One summer when my brother was 10 and I was 8, my dad decided it was time we learned to water ski. Actually, I think he decided it was time for my brother to learn. But I couldn’t watch the success of that whole shebang and not invite myself to the party. So we both learned the same day. I remember a lot of the advice we were given: bend slightly at the elbows and knees, do not lean back or stand straight up, do not let go of the rope until you’ve lost a ski or consciousness, thumbs up to go faster, thumbs down to go slower, and hang on tight. I remember seeing my dad at the wheel. I remember seeing my brother in the boat cheering me on. I remember the roar of the motor as my dad gunned it to get me up on those skis. And then, my memory flips to a feeling of abject terror as I realized I was trying to slide around on little slabs of varnished wood atop some very deep water where sharks eat people whole.
Then I fell.
Hard.
I did let go of the rope. With my legs dangling for the sharks, I leaned back on the buoyancy of my life jacket and fished around for my skis that had gone flying. I did not like the falling process. Whose idea was this?

My dad circled back around to bring me the ski rope again. He told me I had stood up too fast. Let the boat pull you up, he said. Get a 150, I said back. I didn’t really. That’s just the kind of sassy stuff I say now. Precisely why I worry about what my kids will think as they look back on their lives.

When the boat roared into life the second time, pulling me behind it, I sat back against those skis and waited. Five seconds later, I was up and gliding along a smooth, slick sheet of the kindest, most welcoming water I’ve ever known. I made a friend that day in the gulf. I discovered a freedom in water skiing that I have rarely experienced anywhere else. Snow skiing is similar, but I’m so bad on snow skis. It’s hard to feel free when you are constantly worrying about death.

I haven’t skied in 15 years. And the last time I did, it wasn’t on the gulf. It was in a lake. With lots of people watching. Behind a Johnson 225. Did you get that? It was a 225 horse power. The power of 225 horses were trying to pull a 30-something out of the water. It was practically a space shuttle. I was trying to get up on one ski because that’s how I skied after I got better at the sport. And I got up by dragging my left foot in the water, while my right foot anchored the ski. Right leg did the work. Left leg tagged along until just the right moment. When I was good and up, I would slide my left foot into the back pocket and off we would go. That’s how we did it. That’s how I was trying to do it behind the Johnson 225.

That day on the lake, my normal process wasn’t working for me. I fell 8 times trying to make this happen for myself. 8 inglorious, dramatic faceplants. In front of a large Labor Day audience. With a boat driver I didn’t know very well. When I was beyond frustrated and ready to give it up as “too old and out of shape,” the boat driver circled around and leaned over the side of the boat to me.

“Put your left foot in the ski now. Let me pull you up with both feet in,” he said.

“That’s not how I ever did it,” I argued. “I always dragged my other foot.”
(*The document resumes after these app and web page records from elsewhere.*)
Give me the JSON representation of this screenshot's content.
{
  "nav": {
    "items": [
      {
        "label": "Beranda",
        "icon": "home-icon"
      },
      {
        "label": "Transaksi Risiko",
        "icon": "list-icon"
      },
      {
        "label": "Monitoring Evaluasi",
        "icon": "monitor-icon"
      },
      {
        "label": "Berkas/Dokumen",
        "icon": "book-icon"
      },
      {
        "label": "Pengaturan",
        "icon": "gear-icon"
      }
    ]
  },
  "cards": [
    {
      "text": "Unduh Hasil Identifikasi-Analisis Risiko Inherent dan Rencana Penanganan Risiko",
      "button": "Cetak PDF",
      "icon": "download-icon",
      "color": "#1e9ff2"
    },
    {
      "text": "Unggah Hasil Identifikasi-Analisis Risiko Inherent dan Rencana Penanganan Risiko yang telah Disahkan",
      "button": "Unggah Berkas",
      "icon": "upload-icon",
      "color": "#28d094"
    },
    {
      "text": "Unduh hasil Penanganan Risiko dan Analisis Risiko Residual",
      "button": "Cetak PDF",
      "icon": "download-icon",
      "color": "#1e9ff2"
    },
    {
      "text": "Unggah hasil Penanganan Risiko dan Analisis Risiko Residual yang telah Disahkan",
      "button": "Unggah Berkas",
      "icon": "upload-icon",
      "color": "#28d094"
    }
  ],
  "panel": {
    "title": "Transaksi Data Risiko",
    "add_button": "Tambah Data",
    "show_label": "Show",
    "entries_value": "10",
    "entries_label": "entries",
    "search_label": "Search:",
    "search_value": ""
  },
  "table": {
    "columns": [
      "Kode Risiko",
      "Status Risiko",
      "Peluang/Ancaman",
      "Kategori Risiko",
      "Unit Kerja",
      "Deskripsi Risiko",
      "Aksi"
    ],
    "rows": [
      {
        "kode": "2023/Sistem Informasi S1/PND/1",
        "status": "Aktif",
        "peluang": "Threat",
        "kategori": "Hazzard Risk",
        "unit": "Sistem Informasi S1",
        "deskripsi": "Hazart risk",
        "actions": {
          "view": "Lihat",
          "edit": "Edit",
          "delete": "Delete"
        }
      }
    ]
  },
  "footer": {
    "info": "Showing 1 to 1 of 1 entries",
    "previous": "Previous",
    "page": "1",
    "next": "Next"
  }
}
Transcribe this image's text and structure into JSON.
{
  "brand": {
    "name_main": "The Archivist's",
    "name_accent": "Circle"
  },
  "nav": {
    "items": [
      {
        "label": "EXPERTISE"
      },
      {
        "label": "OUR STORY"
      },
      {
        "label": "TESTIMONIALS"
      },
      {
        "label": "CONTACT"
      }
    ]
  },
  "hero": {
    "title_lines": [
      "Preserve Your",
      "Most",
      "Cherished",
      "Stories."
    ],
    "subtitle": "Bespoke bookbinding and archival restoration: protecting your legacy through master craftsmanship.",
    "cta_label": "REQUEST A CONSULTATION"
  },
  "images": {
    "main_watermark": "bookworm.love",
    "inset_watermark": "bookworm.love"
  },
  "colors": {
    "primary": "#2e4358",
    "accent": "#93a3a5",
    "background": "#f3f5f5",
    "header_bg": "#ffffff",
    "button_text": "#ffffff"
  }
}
“Just trust me,” he persuaded. “Do it my way one time.”

I shrugged. Fair enough. We’ll do it his way.

With a nod from me, he gunned that Johnson 225 with me attached to that ski in two places. I was launched so fast I was reporting on future events before we got back to the shore. I wish we had done that 8 near-death-experiences ago.

So that’s what a 225 feels like.

Don’t tell my dad.